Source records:
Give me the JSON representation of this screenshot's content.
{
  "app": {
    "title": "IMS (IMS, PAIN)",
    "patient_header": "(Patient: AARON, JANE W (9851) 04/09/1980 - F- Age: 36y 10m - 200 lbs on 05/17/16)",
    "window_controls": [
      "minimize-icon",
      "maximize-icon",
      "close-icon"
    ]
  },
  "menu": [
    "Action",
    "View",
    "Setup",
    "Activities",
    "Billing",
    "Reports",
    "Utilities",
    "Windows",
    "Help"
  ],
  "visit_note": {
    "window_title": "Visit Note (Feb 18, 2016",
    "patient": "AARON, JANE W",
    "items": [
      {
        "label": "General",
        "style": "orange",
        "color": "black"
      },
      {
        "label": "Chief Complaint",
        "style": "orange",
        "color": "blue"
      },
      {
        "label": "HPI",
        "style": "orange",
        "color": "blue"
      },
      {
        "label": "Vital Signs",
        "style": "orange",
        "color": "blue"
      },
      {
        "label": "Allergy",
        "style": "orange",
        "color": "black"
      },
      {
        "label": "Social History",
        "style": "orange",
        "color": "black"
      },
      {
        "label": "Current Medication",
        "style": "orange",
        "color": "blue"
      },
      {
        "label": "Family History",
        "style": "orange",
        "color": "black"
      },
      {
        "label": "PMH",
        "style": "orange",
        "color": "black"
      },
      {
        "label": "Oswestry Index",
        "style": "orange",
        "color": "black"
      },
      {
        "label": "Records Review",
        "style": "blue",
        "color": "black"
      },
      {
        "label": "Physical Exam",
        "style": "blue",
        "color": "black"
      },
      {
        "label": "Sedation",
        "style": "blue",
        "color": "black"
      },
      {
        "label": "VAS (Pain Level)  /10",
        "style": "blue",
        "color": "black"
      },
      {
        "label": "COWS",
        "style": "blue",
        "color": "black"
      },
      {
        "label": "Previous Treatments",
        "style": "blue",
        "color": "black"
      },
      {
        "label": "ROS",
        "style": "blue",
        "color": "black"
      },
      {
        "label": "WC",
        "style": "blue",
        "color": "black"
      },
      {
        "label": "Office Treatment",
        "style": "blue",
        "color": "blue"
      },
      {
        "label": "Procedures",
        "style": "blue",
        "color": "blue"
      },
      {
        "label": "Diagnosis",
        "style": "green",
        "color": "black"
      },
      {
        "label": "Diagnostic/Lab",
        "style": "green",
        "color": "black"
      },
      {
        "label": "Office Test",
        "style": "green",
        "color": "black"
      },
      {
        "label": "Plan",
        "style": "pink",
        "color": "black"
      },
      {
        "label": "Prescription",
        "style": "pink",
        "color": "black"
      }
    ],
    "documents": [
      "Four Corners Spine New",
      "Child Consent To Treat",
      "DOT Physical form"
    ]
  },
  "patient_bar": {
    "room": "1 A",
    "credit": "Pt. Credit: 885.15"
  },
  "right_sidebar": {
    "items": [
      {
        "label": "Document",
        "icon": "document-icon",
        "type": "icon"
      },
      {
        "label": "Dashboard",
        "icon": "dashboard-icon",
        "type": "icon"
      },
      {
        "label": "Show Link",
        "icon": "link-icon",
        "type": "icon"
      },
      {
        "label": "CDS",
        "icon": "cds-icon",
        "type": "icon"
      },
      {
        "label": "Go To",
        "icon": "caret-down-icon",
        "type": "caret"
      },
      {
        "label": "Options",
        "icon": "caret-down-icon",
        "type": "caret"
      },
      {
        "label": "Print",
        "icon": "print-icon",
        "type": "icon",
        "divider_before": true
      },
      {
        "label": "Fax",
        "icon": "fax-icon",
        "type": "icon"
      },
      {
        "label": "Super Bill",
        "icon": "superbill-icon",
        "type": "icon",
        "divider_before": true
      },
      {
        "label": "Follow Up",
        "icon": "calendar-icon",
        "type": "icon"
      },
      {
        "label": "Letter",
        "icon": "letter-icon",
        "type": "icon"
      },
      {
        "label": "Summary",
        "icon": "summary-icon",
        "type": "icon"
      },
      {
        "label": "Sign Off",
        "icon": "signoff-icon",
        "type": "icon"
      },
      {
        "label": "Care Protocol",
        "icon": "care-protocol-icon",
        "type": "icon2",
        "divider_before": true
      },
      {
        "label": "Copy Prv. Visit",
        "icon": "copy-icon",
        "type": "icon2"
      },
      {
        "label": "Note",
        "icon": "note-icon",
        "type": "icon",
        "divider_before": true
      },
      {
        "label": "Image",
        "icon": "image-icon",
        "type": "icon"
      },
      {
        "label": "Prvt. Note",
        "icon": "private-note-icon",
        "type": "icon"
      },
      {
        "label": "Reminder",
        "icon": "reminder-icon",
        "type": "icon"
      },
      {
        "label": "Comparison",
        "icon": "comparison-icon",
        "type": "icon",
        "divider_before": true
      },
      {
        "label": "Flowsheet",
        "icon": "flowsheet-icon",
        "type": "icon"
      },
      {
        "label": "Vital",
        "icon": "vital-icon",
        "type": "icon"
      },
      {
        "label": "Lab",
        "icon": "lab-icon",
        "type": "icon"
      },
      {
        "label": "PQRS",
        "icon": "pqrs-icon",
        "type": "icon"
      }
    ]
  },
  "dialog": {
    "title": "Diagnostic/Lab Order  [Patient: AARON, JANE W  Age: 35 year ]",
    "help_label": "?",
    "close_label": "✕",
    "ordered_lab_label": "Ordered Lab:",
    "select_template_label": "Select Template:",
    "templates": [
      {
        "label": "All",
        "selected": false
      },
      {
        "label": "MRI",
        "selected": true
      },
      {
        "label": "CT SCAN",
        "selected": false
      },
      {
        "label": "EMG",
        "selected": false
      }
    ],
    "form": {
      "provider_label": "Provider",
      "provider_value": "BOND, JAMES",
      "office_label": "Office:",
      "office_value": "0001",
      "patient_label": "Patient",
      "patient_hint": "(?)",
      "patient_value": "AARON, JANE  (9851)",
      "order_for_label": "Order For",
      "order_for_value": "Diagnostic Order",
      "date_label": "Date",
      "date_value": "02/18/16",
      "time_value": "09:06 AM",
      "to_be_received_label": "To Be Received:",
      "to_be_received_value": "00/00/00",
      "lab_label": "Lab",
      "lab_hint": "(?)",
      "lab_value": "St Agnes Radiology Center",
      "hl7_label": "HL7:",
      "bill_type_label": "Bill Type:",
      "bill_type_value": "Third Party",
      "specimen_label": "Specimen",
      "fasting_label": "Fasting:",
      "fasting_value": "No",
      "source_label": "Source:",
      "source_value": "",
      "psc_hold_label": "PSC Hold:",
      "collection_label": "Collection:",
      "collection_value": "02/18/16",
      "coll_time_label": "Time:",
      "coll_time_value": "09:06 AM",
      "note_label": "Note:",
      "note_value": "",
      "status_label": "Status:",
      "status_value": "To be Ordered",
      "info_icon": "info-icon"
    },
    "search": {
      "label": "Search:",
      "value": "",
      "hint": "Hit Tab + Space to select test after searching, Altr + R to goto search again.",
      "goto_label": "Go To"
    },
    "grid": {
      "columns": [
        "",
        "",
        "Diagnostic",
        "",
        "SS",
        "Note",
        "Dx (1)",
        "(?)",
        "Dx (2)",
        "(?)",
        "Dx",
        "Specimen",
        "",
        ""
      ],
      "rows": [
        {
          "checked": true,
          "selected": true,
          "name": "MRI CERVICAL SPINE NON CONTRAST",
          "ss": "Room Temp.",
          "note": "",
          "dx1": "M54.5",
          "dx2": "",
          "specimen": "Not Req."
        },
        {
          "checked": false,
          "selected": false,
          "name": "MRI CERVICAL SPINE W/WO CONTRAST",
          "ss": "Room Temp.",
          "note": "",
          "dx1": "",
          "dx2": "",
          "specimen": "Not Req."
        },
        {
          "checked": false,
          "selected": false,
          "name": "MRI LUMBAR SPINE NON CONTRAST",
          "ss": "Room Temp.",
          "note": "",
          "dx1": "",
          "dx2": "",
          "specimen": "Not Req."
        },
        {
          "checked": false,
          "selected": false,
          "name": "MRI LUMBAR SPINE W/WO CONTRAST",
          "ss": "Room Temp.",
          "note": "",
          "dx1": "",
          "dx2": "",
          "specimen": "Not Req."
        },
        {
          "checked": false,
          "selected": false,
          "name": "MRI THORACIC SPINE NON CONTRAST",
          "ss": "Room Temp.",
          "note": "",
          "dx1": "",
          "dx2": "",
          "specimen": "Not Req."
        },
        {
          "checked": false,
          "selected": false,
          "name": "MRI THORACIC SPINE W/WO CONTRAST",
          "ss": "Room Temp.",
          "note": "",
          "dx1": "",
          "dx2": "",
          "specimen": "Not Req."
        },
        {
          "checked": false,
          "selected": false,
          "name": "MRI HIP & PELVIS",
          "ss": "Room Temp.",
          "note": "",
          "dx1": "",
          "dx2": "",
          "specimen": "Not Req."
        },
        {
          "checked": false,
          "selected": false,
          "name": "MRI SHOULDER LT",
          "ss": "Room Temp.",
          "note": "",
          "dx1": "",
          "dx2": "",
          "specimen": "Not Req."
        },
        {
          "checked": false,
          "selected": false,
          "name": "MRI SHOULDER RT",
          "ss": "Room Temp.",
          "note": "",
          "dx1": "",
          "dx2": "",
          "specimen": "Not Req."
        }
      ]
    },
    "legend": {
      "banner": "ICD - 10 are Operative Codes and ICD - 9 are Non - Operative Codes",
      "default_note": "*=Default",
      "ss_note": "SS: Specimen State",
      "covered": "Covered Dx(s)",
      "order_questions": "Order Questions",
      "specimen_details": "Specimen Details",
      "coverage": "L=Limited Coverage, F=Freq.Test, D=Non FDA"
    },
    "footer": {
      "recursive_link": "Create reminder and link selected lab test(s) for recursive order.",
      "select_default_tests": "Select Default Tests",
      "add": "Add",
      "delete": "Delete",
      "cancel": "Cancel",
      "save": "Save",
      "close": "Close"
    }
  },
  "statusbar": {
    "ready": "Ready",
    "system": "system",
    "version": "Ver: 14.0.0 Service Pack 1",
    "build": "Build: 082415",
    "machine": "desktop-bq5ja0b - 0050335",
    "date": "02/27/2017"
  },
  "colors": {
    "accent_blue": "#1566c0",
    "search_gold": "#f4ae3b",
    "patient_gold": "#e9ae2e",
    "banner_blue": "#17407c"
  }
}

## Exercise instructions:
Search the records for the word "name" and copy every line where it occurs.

## Exercise answer:
          "name": "MRI CERVICAL SPINE NON CONTRAST",
          "name": "MRI CERVICAL SPINE W/WO CONTRAST",
          "name": "MRI LUMBAR SPINE NON CONTRAST",
          "name": "MRI LUMBAR SPINE W/WO CONTRAST",
          "name": "MRI THORACIC SPINE NON CONTRAST",
          "name": "MRI THORACIC SPINE W/WO CONTRAST",
          "name": "MRI HIP & PELVIS",
          "name": "MRI SHOULDER LT",
          "name": "MRI SHOULDER RT",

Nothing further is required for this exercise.